- Once TRU is launched, verify the app is in Receiver Managing mode. This is relatively straight forward by selecting the Device menu and hovering the mouse over the Application Mode option. Receiver Managing should be selected.
- From the Device menu, select Connect.
- Once connected, the settings for the Network configuration are located in the Receiver Settings portion of TRU. Single click Receiver Settings to advance to the next screen.
- There are many options in the Receiver Settings window of TRU. To configure the receiver for a network connection, select the Network icon.
The Network icon opens the dialog box to configure the receiver with the appropriate network configuration. It is important to note that these configuration items must match the local area network in which the MR-2 will reside. If not, the receiver cannot be reached from anywhere in the network. If possible, have an IT professional onsite to assist with assigning an IP address in the LAN subnet.
There are 3 key pieces of information needed.
- This will be the unique address to the receiver.
- Defines the range of IP addresses allowed within the subnet.
- Routes unique IP address responsible for the routing of all devices in the LAN subnet.
After setting up the Network Configuration on the receiver, it is best the verify the TCP settings.
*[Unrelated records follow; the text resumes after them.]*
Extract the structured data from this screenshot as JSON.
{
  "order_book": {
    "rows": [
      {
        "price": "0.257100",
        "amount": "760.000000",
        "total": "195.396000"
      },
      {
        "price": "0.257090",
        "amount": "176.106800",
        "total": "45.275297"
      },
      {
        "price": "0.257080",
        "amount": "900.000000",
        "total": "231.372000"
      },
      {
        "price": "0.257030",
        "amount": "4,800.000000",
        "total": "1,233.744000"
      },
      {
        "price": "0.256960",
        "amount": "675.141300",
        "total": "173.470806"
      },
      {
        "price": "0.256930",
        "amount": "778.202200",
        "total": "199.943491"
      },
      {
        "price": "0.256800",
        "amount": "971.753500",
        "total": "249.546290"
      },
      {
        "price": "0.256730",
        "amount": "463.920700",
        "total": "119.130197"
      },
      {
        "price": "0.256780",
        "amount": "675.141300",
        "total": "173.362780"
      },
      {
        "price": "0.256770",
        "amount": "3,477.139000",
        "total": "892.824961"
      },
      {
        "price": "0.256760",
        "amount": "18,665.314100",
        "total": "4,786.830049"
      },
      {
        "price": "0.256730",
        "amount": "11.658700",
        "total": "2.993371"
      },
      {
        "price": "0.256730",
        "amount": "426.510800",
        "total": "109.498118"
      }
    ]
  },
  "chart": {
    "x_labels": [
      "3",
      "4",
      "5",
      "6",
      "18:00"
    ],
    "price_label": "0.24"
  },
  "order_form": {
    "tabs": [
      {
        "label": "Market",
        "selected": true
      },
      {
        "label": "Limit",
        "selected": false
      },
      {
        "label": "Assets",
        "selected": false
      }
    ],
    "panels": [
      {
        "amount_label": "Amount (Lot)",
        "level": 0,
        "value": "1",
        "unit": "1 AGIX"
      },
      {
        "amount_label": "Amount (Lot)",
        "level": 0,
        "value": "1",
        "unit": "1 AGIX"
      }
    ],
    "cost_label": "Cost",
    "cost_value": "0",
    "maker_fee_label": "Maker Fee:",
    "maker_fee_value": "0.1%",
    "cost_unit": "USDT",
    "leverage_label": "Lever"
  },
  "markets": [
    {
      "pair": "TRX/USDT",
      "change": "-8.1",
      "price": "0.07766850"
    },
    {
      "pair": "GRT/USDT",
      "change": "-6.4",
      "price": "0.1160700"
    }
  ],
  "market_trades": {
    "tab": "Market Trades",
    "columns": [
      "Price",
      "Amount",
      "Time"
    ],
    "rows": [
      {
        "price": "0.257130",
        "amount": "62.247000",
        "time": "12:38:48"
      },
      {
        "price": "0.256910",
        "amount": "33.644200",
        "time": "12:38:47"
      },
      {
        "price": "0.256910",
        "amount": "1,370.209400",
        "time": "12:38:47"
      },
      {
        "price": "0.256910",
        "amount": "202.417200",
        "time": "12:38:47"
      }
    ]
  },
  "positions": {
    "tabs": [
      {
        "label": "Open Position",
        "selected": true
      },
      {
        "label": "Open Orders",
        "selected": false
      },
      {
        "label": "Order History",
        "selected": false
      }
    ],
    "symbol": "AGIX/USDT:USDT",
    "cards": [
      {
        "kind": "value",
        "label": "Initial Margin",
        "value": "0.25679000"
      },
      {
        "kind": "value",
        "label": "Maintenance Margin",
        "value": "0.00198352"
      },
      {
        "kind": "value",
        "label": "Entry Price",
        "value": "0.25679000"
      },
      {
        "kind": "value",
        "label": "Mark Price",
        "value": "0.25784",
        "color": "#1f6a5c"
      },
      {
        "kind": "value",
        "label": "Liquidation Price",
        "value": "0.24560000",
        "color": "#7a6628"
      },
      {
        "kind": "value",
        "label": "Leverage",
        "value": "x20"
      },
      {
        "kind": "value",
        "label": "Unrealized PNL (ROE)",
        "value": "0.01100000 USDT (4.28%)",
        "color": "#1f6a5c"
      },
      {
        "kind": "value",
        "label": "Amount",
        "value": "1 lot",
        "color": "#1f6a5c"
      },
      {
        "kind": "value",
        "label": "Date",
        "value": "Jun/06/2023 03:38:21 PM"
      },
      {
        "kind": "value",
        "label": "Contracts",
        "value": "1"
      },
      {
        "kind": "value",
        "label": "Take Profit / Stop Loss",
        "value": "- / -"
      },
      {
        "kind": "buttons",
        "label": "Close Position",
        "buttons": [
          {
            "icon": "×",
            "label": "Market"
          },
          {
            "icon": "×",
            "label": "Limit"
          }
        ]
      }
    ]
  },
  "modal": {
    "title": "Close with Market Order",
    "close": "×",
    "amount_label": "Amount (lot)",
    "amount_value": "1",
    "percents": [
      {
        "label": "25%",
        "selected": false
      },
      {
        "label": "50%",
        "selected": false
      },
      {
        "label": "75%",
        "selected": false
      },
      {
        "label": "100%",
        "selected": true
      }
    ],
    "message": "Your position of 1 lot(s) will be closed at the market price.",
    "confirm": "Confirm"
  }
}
From the same Network window, select the TCP tab. There are only 2 fields that need to be verified: Timeout and Password. The Timeout field needs to be set to something greater than zero, and the Password can be set to whatever is desired.
Once these steps are completed, click OK in the upper right corner. TRU will prompt for a reset. Accept and allow the receiver to reset.